Further, about 70 units of BRUTE FORCE 750 All-Terrain Vehicles or ATVs were recalled. The four-wheel all-terrain vehicles were sold in camo gray, bright white and camo.

Both ROVs and ATVs were manufactured by Kawasaki Motors Manufacturing Corp. U.S.A., and sold at Kawasaki dealers nationwide in March 2021. ROVs were sold for between about $16,000 and $17,900, and ATVs were sold for between about $10,000 and $10,600.

According to the agency, both set of vehicles’ fuel pump retainer plate bolts can come loose causing fuel leakage over time, posing a fire hazard.

However, the Foothill Ranch, California-based company has not received reports of any incidents or injuries to date.
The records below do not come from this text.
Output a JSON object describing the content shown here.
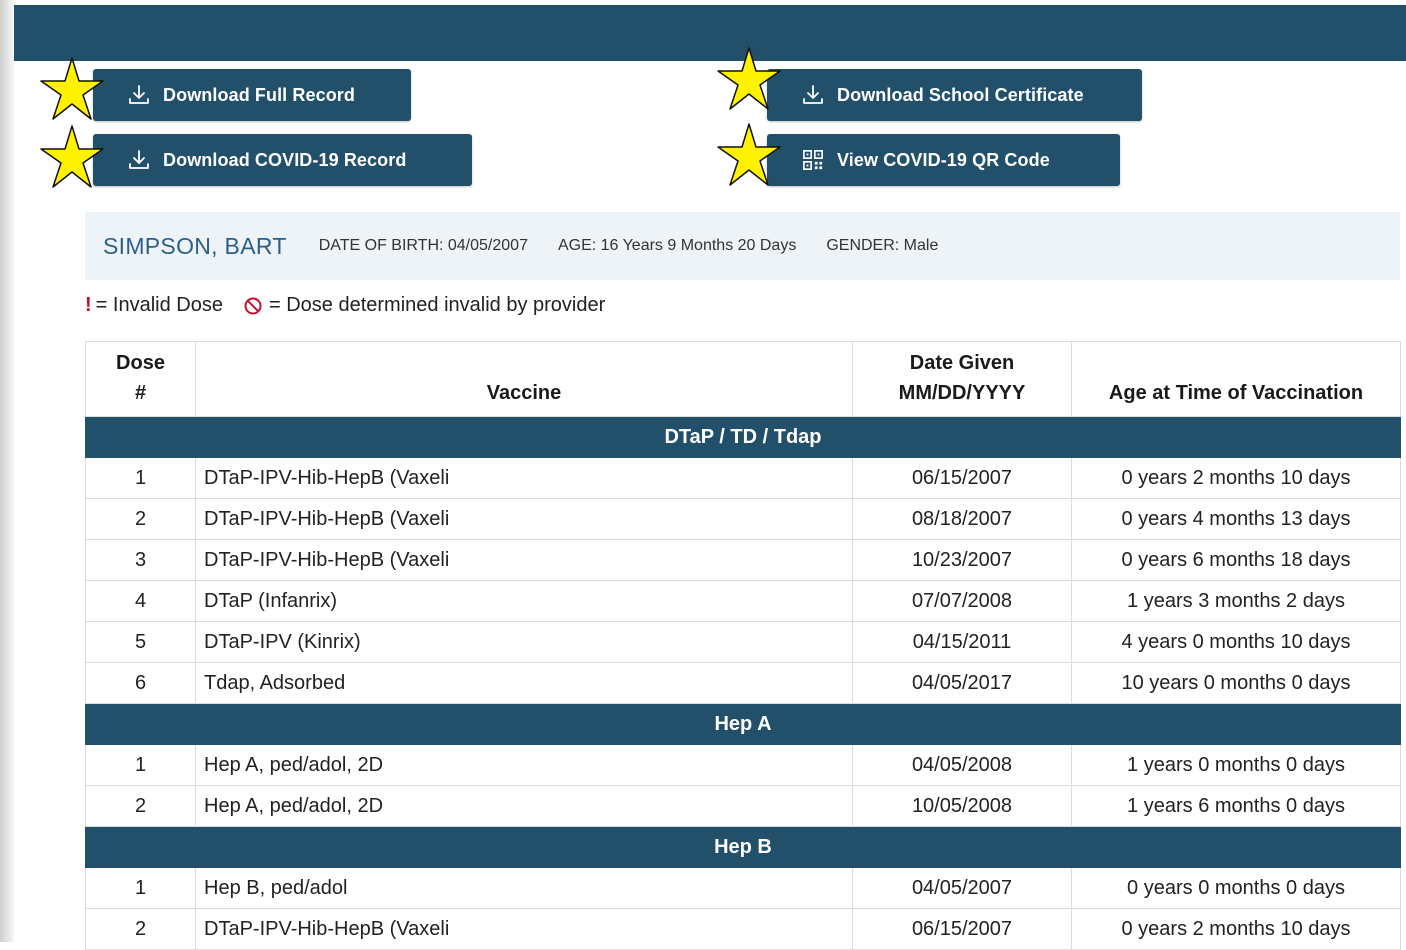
{
  "actions": {
    "download_full": "Download Full Record",
    "download_school": "Download School Certificate",
    "download_covid": "Download COVID-19 Record",
    "view_qr": "View COVID-19 QR Code"
  },
  "patient": {
    "name": "SIMPSON, BART",
    "dob": "DATE OF BIRTH: 04/05/2007",
    "age": "AGE: 16 Years 9 Months 20 Days",
    "gender": "GENDER: Male"
  },
  "legend": {
    "invalid_symbol": "!",
    "invalid_text": "= Invalid Dose",
    "provider_text": "= Dose determined invalid by provider"
  },
  "table": {
    "headers": {
      "dose_line1": "Dose",
      "dose_line2": "#",
      "vaccine": "Vaccine",
      "date_line1": "Date Given",
      "date_line2": "MM/DD/YYYY",
      "age": "Age at Time of Vaccination"
    },
    "groups": [
      {
        "name": "DTaP / TD / Tdap",
        "rows": [
          {
            "dose": "1",
            "vaccine": "DTaP-IPV-Hib-HepB (Vaxeli",
            "date": "06/15/2007",
            "age": "0 years 2 months 10 days"
          },
          {
            "dose": "2",
            "vaccine": "DTaP-IPV-Hib-HepB (Vaxeli",
            "date": "08/18/2007",
            "age": "0 years 4 months 13 days"
          },
          {
            "dose": "3",
            "vaccine": "DTaP-IPV-Hib-HepB (Vaxeli",
            "date": "10/23/2007",
            "age": "0 years 6 months 18 days"
          },
          {
            "dose": "4",
            "vaccine": "DTaP (Infanrix)",
            "date": "07/07/2008",
            "age": "1 years 3 months 2 days"
          },
          {
            "dose": "5",
            "vaccine": "DTaP-IPV (Kinrix)",
            "date": "04/15/2011",
            "age": "4 years 0 months 10 days"
          },
          {
            "dose": "6",
            "vaccine": "Tdap, Adsorbed",
            "date": "04/05/2017",
            "age": "10 years 0 months 0 days"
          }
        ]
      },
      {
        "name": "Hep A",
        "rows": [
          {
            "dose": "1",
            "vaccine": "Hep A, ped/adol, 2D",
            "date": "04/05/2008",
            "age": "1 years 0 months 0 days"
          },
          {
            "dose": "2",
            "vaccine": "Hep A, ped/adol, 2D",
            "date": "10/05/2008",
            "age": "1 years 6 months 0 days"
          }
        ]
      },
      {
        "name": "Hep B",
        "rows": [
          {
            "dose": "1",
            "vaccine": "Hep B, ped/adol",
            "date": "04/05/2007",
            "age": "0 years 0 months 0 days"
          },
          {
            "dose": "2",
            "vaccine": "DTaP-IPV-Hib-HepB (Vaxeli",
            "date": "06/15/2007",
            "age": "0 years 2 months 10 days"
          }
        ]
      }
    ]
  },
  "icons": {
    "download": "download-icon",
    "qr": "qr-code-icon",
    "star": "star-icon",
    "no_entry": "no-entry-icon"
  },
  "colors": {
    "primary": "#22506b",
    "patient_name": "#2a5f8c",
    "patient_bg": "#eef3f8",
    "star": "#fff200",
    "invalid": "#c8102e"
  }
}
Consumers are asked to contact a Kawasaki dealer to schedule a free repair to replace the fuel pump retainer plate bolts.

Private Equity’s Favorite Tax Break May Be in Danger

President Biden is weighing an end to the carried interest loophole.

By Andrew Ross Sorkin, Jason Karaian, Sarah Kessler, Michael J. de la Merced, Lauren Hirsch and Ephrat Livni

Closing loopholes

Kimberly-Clark Corp Q1 adjusted earnings Miss Estimates

Kimberly-Clark Corp (KMB) reported earnings for first quarter that fell from the same period last year.

The company’s earnings came in at $584 million, or $1.72 per share. This compares with $660 million, or $1.92 per share, in last year’s first quarter.

Excluding items, Kimberly-Clark Corp reported adjusted earnings of $610 million or $1.80 per share for the period.

Analysts had expected the company to earn $1.93 per share, according to figures compiled by Thomson Reuters. Analysts’ estimates typically exclude special items.

The company’s revenue for the quarter fell 5.4% to $4.74 billion from $5.01 billion last year.

Kimberly-Clark Corp earnings at a glance:

-Earnings (Q1): $610 Mln. vs. $734 Mln. last year.
-EPS (Q1): $1.80 vs. $2.13 last year.
-Analysts Estimate: $1.93
-Revenue (Q1): $4.74 Bln vs. $5.01 Bln last year.

Full year EPS guidance: $7.30 to $7.55

Jailed Putin critic Alexei Navalny says he will start to end his hunger strike

Russian opposition politician Alexei Navalny said Friday he will start to end the hunger strike he began on March 31.

Navalny, one of Russian President Vladimir Putin's most vocal critics in recent years, was transferred to a prison hospital on April 19, three weeks into a hunger strike. He had been protesting against his treatment in prison, saying he had been denied urgent medical treatment.

Russian authorities had previously said that they offered Navalny proper medical care but that he continued to refuse it. The prison had declined to allow a doctor of Navalny's choice from outside of the facility to administer his treatment.

A Russian court in February sentenced Navalny to more than two years in jail for parole violations, charges he said were politically motivated.

At the weekend, the 44-year-old activist's doctors warned that Navalny was in danger of a heart attack or kidney failure. The physicians had not been able to visit Navalny in prison, but said medical tests provided by Navalny's family showed he was dangerously ill and "could die at any moment."

This is a breaking news story, please check back later for more.

Sensient Technologies Q1 Profit Beats Estimates

Sensient Technologies Corporation (SXT) reported first quarter adjusted earnings per share of $0.77 compared to $0.72, last year, an improvement of 6.9%. Analysts polled by Thomson Reuters expected the company to report profit per share of $0.74, for the quarter. Analysts’ estimates typically exclude special items.

First quarter reported operating income was $46.9 million compared to $34.6 million, last year. Reported earnings per share was $0.75 compared to $0.49.

First quarter consolidated revenue was $359.7 million compared to $350.7 million, a year ago. Adjusted revenue was $334.13 million, up 6.4%. Analysts expected revenue of $314.78 million, for the quarter.

Sensient reconfirmed its 2021 guidance for GAAP earnings per share to grow at a mid to high single digit growth rate. The company also reconfirmed its 2021 adjusted local currency revenue to grow at a low to mid-single digit rate and adjusted local currency EBITDA to grow at a mid-single digit rate. The company continues to project, on a local currency basis, 2021 adjusted earnings per share to grow at a mid-single digit growth rate.